»»

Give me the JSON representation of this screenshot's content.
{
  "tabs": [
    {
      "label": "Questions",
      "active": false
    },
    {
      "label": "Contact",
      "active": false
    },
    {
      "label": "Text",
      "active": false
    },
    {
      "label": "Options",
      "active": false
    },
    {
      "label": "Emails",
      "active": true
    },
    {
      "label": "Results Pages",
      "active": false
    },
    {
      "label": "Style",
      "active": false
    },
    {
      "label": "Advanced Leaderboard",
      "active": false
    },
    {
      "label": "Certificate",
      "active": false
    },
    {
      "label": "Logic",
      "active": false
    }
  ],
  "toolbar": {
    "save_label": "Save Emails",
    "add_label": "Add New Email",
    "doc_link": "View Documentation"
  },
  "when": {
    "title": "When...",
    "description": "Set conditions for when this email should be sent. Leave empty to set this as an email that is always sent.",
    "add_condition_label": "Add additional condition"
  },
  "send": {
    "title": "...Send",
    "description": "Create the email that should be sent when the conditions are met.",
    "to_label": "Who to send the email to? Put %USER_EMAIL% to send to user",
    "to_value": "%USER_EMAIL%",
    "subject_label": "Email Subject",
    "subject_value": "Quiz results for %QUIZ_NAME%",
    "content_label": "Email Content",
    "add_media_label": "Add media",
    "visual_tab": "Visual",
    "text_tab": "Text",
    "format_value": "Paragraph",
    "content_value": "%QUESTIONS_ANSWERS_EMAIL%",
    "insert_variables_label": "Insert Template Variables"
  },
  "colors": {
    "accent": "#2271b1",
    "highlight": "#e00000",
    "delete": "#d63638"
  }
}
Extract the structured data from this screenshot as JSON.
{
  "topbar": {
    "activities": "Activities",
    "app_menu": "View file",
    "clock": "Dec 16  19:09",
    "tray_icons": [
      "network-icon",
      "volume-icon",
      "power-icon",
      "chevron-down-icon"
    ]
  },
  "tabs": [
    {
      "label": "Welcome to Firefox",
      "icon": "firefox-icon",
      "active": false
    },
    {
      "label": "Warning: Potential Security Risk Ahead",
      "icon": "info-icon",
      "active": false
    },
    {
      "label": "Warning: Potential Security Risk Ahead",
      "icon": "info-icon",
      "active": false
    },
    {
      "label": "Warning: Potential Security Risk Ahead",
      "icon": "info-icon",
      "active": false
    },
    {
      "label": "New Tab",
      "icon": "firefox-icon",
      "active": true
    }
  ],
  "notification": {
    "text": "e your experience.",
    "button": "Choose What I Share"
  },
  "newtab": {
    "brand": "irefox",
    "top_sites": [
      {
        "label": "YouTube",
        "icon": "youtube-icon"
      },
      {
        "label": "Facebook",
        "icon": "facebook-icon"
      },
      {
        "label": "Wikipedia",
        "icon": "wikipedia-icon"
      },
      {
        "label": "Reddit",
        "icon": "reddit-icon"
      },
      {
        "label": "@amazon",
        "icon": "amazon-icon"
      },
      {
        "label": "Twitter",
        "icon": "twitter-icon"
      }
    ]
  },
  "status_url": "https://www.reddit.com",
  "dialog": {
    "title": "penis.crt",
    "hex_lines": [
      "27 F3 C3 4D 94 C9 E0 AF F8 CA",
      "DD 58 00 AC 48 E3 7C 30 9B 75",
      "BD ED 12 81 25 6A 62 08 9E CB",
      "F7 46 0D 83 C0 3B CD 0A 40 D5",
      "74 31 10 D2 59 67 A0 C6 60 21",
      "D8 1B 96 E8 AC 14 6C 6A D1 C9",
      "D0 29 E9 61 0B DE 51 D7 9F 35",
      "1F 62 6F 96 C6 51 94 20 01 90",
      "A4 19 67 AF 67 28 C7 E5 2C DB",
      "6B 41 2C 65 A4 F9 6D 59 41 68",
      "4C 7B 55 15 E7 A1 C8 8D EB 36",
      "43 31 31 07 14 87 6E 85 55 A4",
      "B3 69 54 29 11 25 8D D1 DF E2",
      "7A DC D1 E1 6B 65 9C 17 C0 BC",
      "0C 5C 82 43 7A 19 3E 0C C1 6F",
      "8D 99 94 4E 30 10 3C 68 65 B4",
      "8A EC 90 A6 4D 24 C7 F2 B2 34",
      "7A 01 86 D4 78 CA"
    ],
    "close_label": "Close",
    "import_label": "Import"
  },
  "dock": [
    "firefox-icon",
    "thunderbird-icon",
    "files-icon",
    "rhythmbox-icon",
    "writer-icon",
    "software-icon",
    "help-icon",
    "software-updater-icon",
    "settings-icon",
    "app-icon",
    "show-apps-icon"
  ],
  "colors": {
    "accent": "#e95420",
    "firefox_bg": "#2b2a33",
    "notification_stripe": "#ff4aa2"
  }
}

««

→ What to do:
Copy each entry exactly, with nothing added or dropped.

→ Result below:
Give me the JSON representation of this screenshot's content.
{
  "tabs": [
    {
      "label": "Questions",
      "active": false
    },
    {
      "label": "Contact",
      "active": false
    },
    {
      "label": "Text",
      "active": false
    },
    {
      "label": "Options",
      "active": false
    },
    {
      "label": "Emails",
      "active": true
    },
    {
      "label": "Results Pages",
      "active": false
    },
    {
      "label": "Style",
      "active": false
    },
    {
      "label": "Advanced Leaderboard",
      "active": false
    },
    {
      "label": "Certificate",
      "active": false
    },
    {
      "label": "Logic",
      "active": false
    }
  ],
  "toolbar": {
    "save_label": "Save Emails",
    "add_label": "Add New Email",
    "doc_link": "View Documentation"
  },
  "when": {
    "title": "When...",
    "description": "Set conditions for when this email should be sent. Leave empty to set this as an email that is always sent.",
    "add_condition_label": "Add additional condition"
  },
  "send": {
    "title": "...Send",
    "description": "Create the email that should be sent when the conditions are met.",
    "to_label": "Who to send the email to? Put %USER_EMAIL% to send to user",
    "to_value": "%USER_EMAIL%",
    "subject_label": "Email Subject",
    "subject_value": "Quiz results for %QUIZ_NAME%",
    "content_label": "Email Content",
    "add_media_label": "Add media",
    "visual_tab": "Visual",
    "text_tab": "Text",
    "format_value": "Paragraph",
    "content_value": "%QUESTIONS_ANSWERS_EMAIL%",
    "insert_variables_label": "Insert Template Variables"
  },
  "colors": {
    "accent": "#2271b1",
    "highlight": "#e00000",
    "delete": "#d63638"
  }
}
Extract the structured data from this screenshot as JSON.
{
  "topbar": {
    "activities": "Activities",
    "app_menu": "View file",
    "clock": "Dec 16  19:09",
    "tray_icons": [
      "network-icon",
      "volume-icon",
      "power-icon",
      "chevron-down-icon"
    ]
  },
  "tabs": [
    {
      "label": "Welcome to Firefox",
      "icon": "firefox-icon",
      "active": false
    },
    {
      "label": "Warning: Potential Security Risk Ahead",
      "icon": "info-icon",
      "active": false
    },
    {
      "label": "Warning: Potential Security Risk Ahead",
      "icon": "info-icon",
      "active": false
    },
    {
      "label": "Warning: Potential Security Risk Ahead",
      "icon": "info-icon",
      "active": false
    },
    {
      "label": "New Tab",
      "icon": "firefox-icon",
      "active": true
    }
  ],
  "notification": {
    "text": "e your experience.",
    "button": "Choose What I Share"
  },
  "newtab": {
    "brand": "irefox",
    "top_sites": [
      {
        "label": "YouTube",
        "icon": "youtube-icon"
      },
      {
        "label": "Facebook",
        "icon": "facebook-icon"
      },
      {
        "label": "Wikipedia",
        "icon": "wikipedia-icon"
      },
      {
        "label": "Reddit",
        "icon": "reddit-icon"
      },
      {
        "label": "@amazon",
        "icon": "amazon-icon"
      },
      {
        "label": "Twitter",
        "icon": "twitter-icon"
      }
    ]
  },
  "status_url": "https://www.reddit.com",
  "dialog": {
    "title": "penis.crt",
    "hex_lines": [
      "27 F3 C3 4D 94 C9 E0 AF F8 CA",
      "DD 58 00 AC 48 E3 7C 30 9B 75",
      "BD ED 12 81 25 6A 62 08 9E CB",
      "F7 46 0D 83 C0 3B CD 0A 40 D5",
      "74 31 10 D2 59 67 A0 C6 60 21",
      "D8 1B 96 E8 AC 14 6C 6A D1 C9",
      "D0 29 E9 61 0B DE 51 D7 9F 35",
      "1F 62 6F 96 C6 51 94 20 01 90",
      "A4 19 67 AF 67 28 C7 E5 2C DB",
      "6B 41 2C 65 A4 F9 6D 59 41 68",
      "4C 7B 55 15 E7 A1 C8 8D EB 36",
      "43 31 31 07 14 87 6E 85 55 A4",
      "B3 69 54 29 11 25 8D D1 DF E2",
      "7A DC D1 E1 6B 65 9C 17 C0 BC",
      "0C 5C 82 43 7A 19 3E 0C C1 6F",
      "8D 99 94 4E 30 10 3C 68 65 B4",
      "8A EC 90 A6 4D 24 C7 F2 B2 34",
      "7A 01 86 D4 78 CA"
    ],
    "close_label": "Close",
    "import_label": "Import"
  },
  "dock": [
    "firefox-icon",
    "thunderbird-icon",
    "files-icon",
    "rhythmbox-icon",
    "writer-icon",
    "software-icon",
    "help-icon",
    "software-updater-icon",
    "settings-icon",
    "app-icon",
    "show-apps-icon"
  ],
  "colors": {
    "accent": "#e95420",
    "firefox_bg": "#2b2a33",
    "notification_stripe": "#ff4aa2"
  }
}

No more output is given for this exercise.